Exercise:
Apart from any images, the entries are to be output exactly.

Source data
--------

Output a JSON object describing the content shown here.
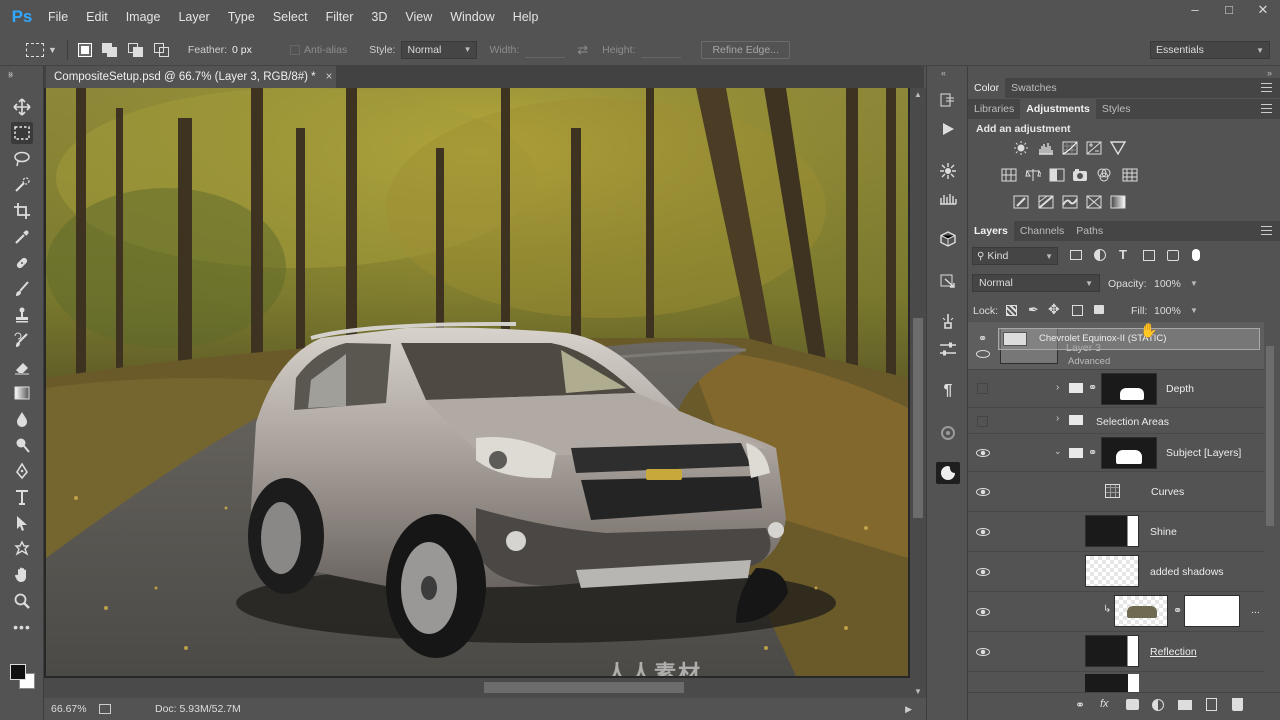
{
  "app": {
    "logo": "Ps"
  },
  "menu": [
    "File",
    "Edit",
    "Image",
    "Layer",
    "Type",
    "Select",
    "Filter",
    "3D",
    "View",
    "Window",
    "Help"
  ],
  "options": {
    "feather_label": "Feather:",
    "feather_value": "0 px",
    "antialias_label": "Anti-alias",
    "style_label": "Style:",
    "style_value": "Normal",
    "width_label": "Width:",
    "height_label": "Height:",
    "refine_edge": "Refine Edge...",
    "workspace": "Essentials"
  },
  "document": {
    "tab_title": "CompositeSetup.psd @ 66.7% (Layer 3, RGB/8#) *",
    "close": "×"
  },
  "status": {
    "zoom": "66.67%",
    "doc": "Doc: 5.93M/52.7M"
  },
  "color_panel": {
    "tabs": [
      "Color",
      "Swatches"
    ]
  },
  "adjust_panel": {
    "tabs": [
      "Libraries",
      "Adjustments",
      "Styles"
    ],
    "active": "Adjustments",
    "title": "Add an adjustment"
  },
  "layers_panel": {
    "tabs": [
      "Layers",
      "Channels",
      "Paths"
    ],
    "filter": "Kind",
    "blend_mode": "Normal",
    "opacity_label": "Opacity:",
    "opacity": "100%",
    "lock_label": "Lock:",
    "fill_label": "Fill:",
    "fill": "100%",
    "drag_ghost": "Chevrolet Equinox-II (STATIC)",
    "layers": [
      {
        "name": "Layer 3",
        "sub": "Advanced",
        "visible": true
      },
      {
        "name": "Depth",
        "type": "group",
        "visible": false
      },
      {
        "name": "Selection Areas",
        "type": "group",
        "visible": false
      },
      {
        "name": "Subject [Layers]",
        "type": "group",
        "visible": true
      },
      {
        "name": "Curves",
        "type": "adjustment",
        "visible": true
      },
      {
        "name": "Shine",
        "visible": true
      },
      {
        "name": "added shadows",
        "visible": true
      },
      {
        "name": "...",
        "visible": true
      },
      {
        "name": "Reflection",
        "visible": true
      }
    ]
  },
  "watermark": "人人素材",
  "colors": {
    "accent": "#31a8ff",
    "panel": "#535353",
    "dark": "#454545"
  }
}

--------

Answer section:
Output a JSON object describing the content shown here.
{
  "app": {
    "logo": "Ps"
  },
  "menu": [
    "File",
    "Edit",
    "Image",
    "Layer",
    "Type",
    "Select",
    "Filter",
    "3D",
    "View",
    "Window",
    "Help"
  ],
  "options": {
    "feather_label": "Feather:",
    "feather_value": "0 px",
    "antialias_label": "Anti-alias",
    "style_label": "Style:",
    "style_value": "Normal",
    "width_label": "Width:",
    "height_label": "Height:",
    "refine_edge": "Refine Edge...",
    "workspace": "Essentials"
  },
  "document": {
    "tab_title": "CompositeSetup.psd @ 66.7% (Layer 3, RGB/8#) *",
    "close": "×"
  },
  "status": {
    "zoom": "66.67%",
    "doc": "Doc: 5.93M/52.7M"
  },
  "color_panel": {
    "tabs": [
      "Color",
      "Swatches"
    ]
  },
  "adjust_panel": {
    "tabs": [
      "Libraries",
      "Adjustments",
      "Styles"
    ],
    "active": "Adjustments",
    "title": "Add an adjustment"
  },
  "layers_panel": {
    "tabs": [
      "Layers",
      "Channels",
      "Paths"
    ],
    "filter": "Kind",
    "blend_mode": "Normal",
    "opacity_label": "Opacity:",
    "opacity": "100%",
    "lock_label": "Lock:",
    "fill_label": "Fill:",
    "fill": "100%",
    "drag_ghost": "Chevrolet Equinox-II (STATIC)",
    "layers": [
      {
        "name": "Layer 3",
        "sub": "Advanced",
        "visible": true
      },
      {
        "name": "Depth",
        "type": "group",
        "visible": false
      },
      {
        "name": "Selection Areas",
        "type": "group",
        "visible": false
      },
      {
        "name": "Subject [Layers]",
        "type": "group",
        "visible": true
      },
      {
        "name": "Curves",
        "type": "adjustment",
        "visible": true
      },
      {
        "name": "Shine",
        "visible": true
      },
      {
        "name": "added shadows",
        "visible": true
      },
      {
        "name": "...",
        "visible": true
      },
      {
        "name": "Reflection",
        "visible": true
      }
    ]
  },
  "watermark": "人人素材",
  "colors": {
    "accent": "#31a8ff",
    "panel": "#535353",
    "dark": "#454545"
  }
}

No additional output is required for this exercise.